July 20, 2019

Tech We’re Using: How the Digital Era Has Changed the Daily Crossword

A digital platform for solving also comes with a digital archive of all past puzzles, as well as other daily offerings, like Joel’s Mini Crossword and our latest word game, Spelling Bee, which I edit. A print solver is generally finished for the day once the corresponding puzzle page has been completed, but an online solver has the ability to start, stop and continue many puzzles at leisure. Progress is always saved in an account, and a login allows access on any electronic device.

On the editorial end, the cohort of online solvers adds a new ripple to our review process when we consider how a puzzle should be presented. This has always been simple in print; the solution grid is displayed in the next day’s paper, and solvers can check their work manually. However, with online solvers entering their answers against a solution key in our back end, things can get complicated, especially with tricky theme ideas that can be interpreted in various ways. We have published puzzles in the past with squares that contain multiple letters, different correct letters for Across and Down, or no letters at all.

Outside of your work, what tech product are you obsessed with?

I’m a big sports nut, and have gotten super into the app Clutchpoints for keeping up to date with pro scores and analysis. The elegant, easy-to-use interface is its selling point, and game updates display better in real time than they do in any official apps l’ve tried in the past. Clutchpoints isn’t just for one sport, either; the user can toggle between major league baseball, the N.B.A. and the N.F.L. with ease.

My favorite part of the app are the game feeds themselves. Next to each box score is a Stream tab that integrates the live play descriptions with social media updates from professional fan pages and well-known analysts. The game might already be on my TV, but now I can have its details peppered with Twitter GIFs and hot takes in the palm of my hand.

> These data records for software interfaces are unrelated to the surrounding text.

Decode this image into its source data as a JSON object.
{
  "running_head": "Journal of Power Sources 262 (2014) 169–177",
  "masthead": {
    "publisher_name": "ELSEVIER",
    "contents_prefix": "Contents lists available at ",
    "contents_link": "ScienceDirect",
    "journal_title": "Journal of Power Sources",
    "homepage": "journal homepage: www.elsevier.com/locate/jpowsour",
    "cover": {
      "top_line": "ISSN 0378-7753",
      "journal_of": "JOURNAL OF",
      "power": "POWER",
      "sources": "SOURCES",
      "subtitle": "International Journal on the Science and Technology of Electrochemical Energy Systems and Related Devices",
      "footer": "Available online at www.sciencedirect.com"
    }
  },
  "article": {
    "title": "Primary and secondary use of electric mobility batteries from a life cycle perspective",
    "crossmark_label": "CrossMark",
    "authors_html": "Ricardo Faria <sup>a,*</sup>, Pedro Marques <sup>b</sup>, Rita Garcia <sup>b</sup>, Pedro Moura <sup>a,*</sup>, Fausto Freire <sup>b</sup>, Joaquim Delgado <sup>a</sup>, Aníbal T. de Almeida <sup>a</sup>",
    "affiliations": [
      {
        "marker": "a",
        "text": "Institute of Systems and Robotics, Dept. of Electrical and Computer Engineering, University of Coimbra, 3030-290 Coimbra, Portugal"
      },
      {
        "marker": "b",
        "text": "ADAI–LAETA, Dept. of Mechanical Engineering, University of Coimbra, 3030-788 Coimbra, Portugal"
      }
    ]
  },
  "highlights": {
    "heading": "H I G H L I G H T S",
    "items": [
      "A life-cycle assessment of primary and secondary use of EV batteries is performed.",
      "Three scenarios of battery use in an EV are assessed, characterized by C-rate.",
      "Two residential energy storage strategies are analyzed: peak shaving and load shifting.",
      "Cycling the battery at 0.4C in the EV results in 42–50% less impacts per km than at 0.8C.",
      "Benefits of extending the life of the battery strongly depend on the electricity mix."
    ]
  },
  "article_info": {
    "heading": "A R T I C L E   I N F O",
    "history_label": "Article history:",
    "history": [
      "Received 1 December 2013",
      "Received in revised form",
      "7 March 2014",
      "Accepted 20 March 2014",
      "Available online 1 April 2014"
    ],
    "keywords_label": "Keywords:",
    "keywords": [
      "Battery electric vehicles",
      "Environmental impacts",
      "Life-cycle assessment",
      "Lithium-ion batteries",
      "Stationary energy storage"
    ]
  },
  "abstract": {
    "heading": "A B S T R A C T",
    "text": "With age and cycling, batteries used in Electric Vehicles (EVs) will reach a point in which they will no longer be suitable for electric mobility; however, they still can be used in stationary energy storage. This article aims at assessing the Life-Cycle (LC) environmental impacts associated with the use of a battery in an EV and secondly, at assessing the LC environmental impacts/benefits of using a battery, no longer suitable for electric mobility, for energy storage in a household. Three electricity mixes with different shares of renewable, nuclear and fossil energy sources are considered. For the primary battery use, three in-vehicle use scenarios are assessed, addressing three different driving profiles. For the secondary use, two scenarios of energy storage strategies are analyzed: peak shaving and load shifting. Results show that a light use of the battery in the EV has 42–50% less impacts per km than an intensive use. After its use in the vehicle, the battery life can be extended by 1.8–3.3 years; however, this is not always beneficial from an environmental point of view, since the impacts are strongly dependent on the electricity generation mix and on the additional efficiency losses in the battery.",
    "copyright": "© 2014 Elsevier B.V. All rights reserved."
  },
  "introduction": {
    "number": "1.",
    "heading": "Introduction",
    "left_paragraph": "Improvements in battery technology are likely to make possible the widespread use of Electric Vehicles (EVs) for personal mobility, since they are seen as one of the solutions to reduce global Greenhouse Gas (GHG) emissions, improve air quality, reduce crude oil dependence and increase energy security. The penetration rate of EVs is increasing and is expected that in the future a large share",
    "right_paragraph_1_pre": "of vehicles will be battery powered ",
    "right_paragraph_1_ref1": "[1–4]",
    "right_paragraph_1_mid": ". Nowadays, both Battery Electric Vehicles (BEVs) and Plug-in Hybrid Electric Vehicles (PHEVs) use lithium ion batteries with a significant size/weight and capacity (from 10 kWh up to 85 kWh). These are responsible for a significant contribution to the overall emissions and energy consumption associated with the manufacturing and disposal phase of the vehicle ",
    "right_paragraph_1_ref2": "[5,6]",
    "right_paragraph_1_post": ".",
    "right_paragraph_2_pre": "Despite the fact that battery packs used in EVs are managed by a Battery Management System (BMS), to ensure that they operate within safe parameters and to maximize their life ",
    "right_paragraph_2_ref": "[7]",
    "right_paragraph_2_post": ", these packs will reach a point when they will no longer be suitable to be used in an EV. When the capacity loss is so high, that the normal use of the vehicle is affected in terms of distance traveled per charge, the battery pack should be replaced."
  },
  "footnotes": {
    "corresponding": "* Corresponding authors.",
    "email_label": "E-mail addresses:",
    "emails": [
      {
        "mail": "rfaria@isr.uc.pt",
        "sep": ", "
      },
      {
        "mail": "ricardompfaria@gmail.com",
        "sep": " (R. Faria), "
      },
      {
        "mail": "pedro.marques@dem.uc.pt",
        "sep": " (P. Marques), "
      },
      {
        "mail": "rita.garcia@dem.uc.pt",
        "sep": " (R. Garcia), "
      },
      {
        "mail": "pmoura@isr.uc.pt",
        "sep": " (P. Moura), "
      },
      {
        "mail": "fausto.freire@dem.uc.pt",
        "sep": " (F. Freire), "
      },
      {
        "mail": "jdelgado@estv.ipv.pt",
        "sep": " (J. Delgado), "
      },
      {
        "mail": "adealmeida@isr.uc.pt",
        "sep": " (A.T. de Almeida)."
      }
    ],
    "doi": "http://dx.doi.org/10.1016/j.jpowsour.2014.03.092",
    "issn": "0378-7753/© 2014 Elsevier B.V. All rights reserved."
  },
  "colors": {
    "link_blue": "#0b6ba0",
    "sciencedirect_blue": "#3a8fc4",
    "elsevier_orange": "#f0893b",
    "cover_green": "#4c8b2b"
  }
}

Sam Ezersky currently edits The Times’s newest word game for digital subscribers, Spelling Bee. Follow him on Twitter: @thegridkid.

Article source: https://www.nytimes.com/2018/12/05/technology/personaltech/times-crossword-digital.html?partner=rss&emc=rss

Speak Your Mind